What to work on:
Copy the entries without a single change. Pictures should be dropped.

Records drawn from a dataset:
━━━━━━━━━━
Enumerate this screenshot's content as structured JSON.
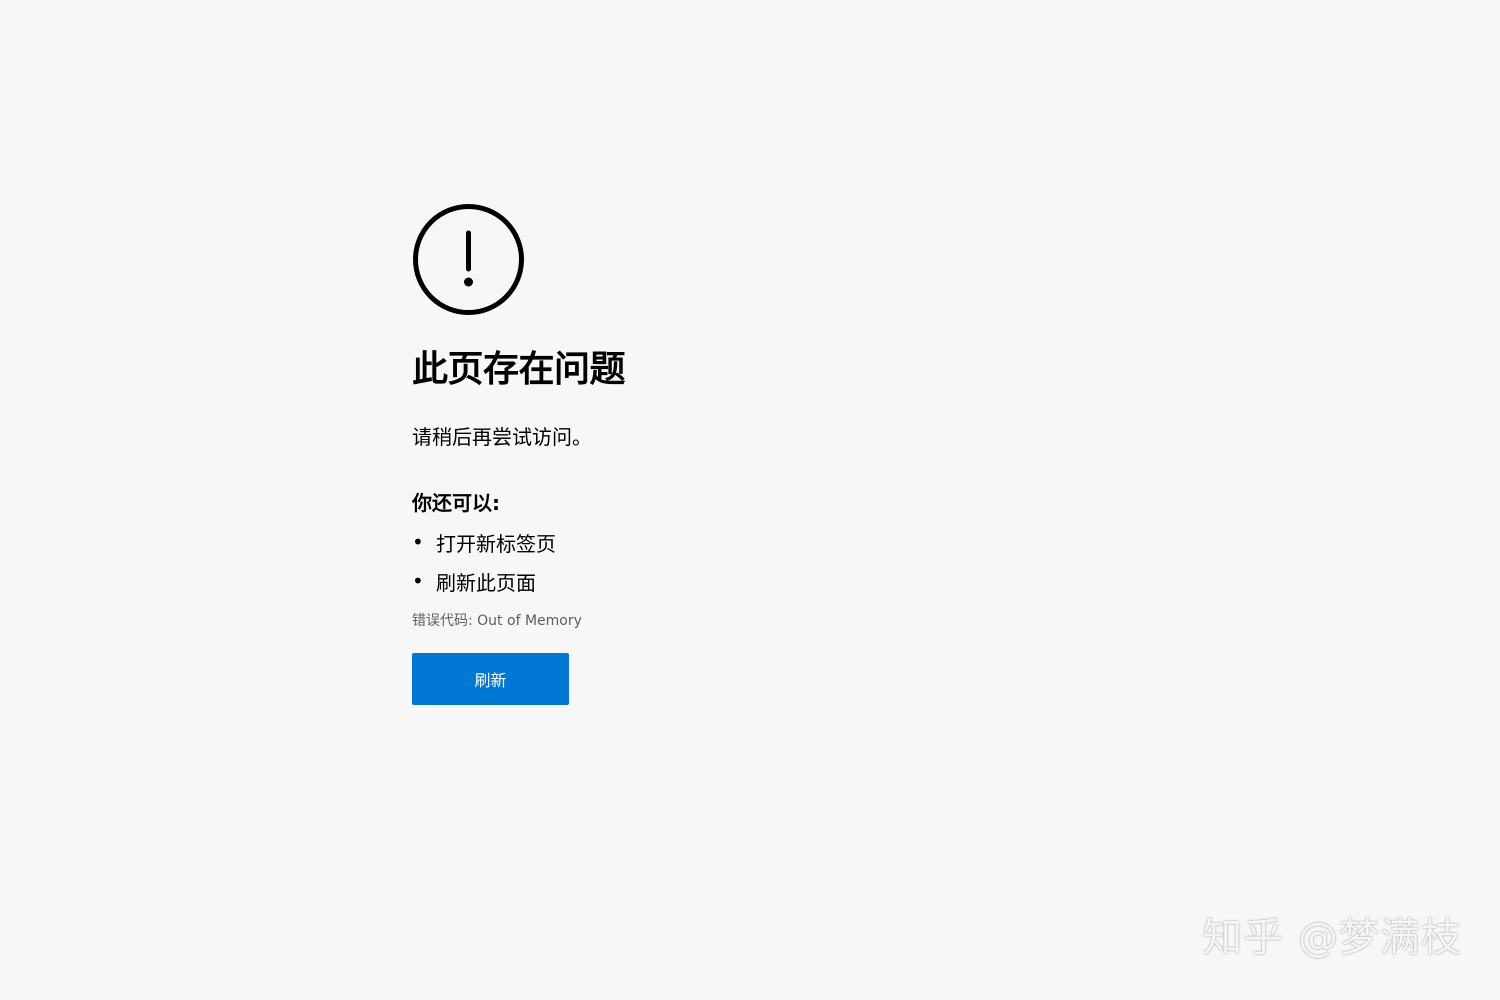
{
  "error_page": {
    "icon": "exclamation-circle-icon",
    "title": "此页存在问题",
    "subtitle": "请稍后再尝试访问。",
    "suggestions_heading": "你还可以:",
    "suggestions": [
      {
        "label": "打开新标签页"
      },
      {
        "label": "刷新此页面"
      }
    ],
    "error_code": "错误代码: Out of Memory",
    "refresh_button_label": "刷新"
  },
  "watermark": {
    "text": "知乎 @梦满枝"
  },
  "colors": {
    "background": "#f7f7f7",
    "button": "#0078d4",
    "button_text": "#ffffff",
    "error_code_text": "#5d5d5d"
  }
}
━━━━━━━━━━
Task response:
Enumerate this screenshot's content as structured JSON.
{
  "error_page": {
    "icon": "exclamation-circle-icon",
    "title": "此页存在问题",
    "subtitle": "请稍后再尝试访问。",
    "suggestions_heading": "你还可以:",
    "suggestions": [
      {
        "label": "打开新标签页"
      },
      {
        "label": "刷新此页面"
      }
    ],
    "error_code": "错误代码: Out of Memory",
    "refresh_button_label": "刷新"
  },
  "watermark": {
    "text": "知乎 @梦满枝"
  },
  "colors": {
    "background": "#f7f7f7",
    "button": "#0078d4",
    "button_text": "#ffffff",
    "error_code_text": "#5d5d5d"
  }
}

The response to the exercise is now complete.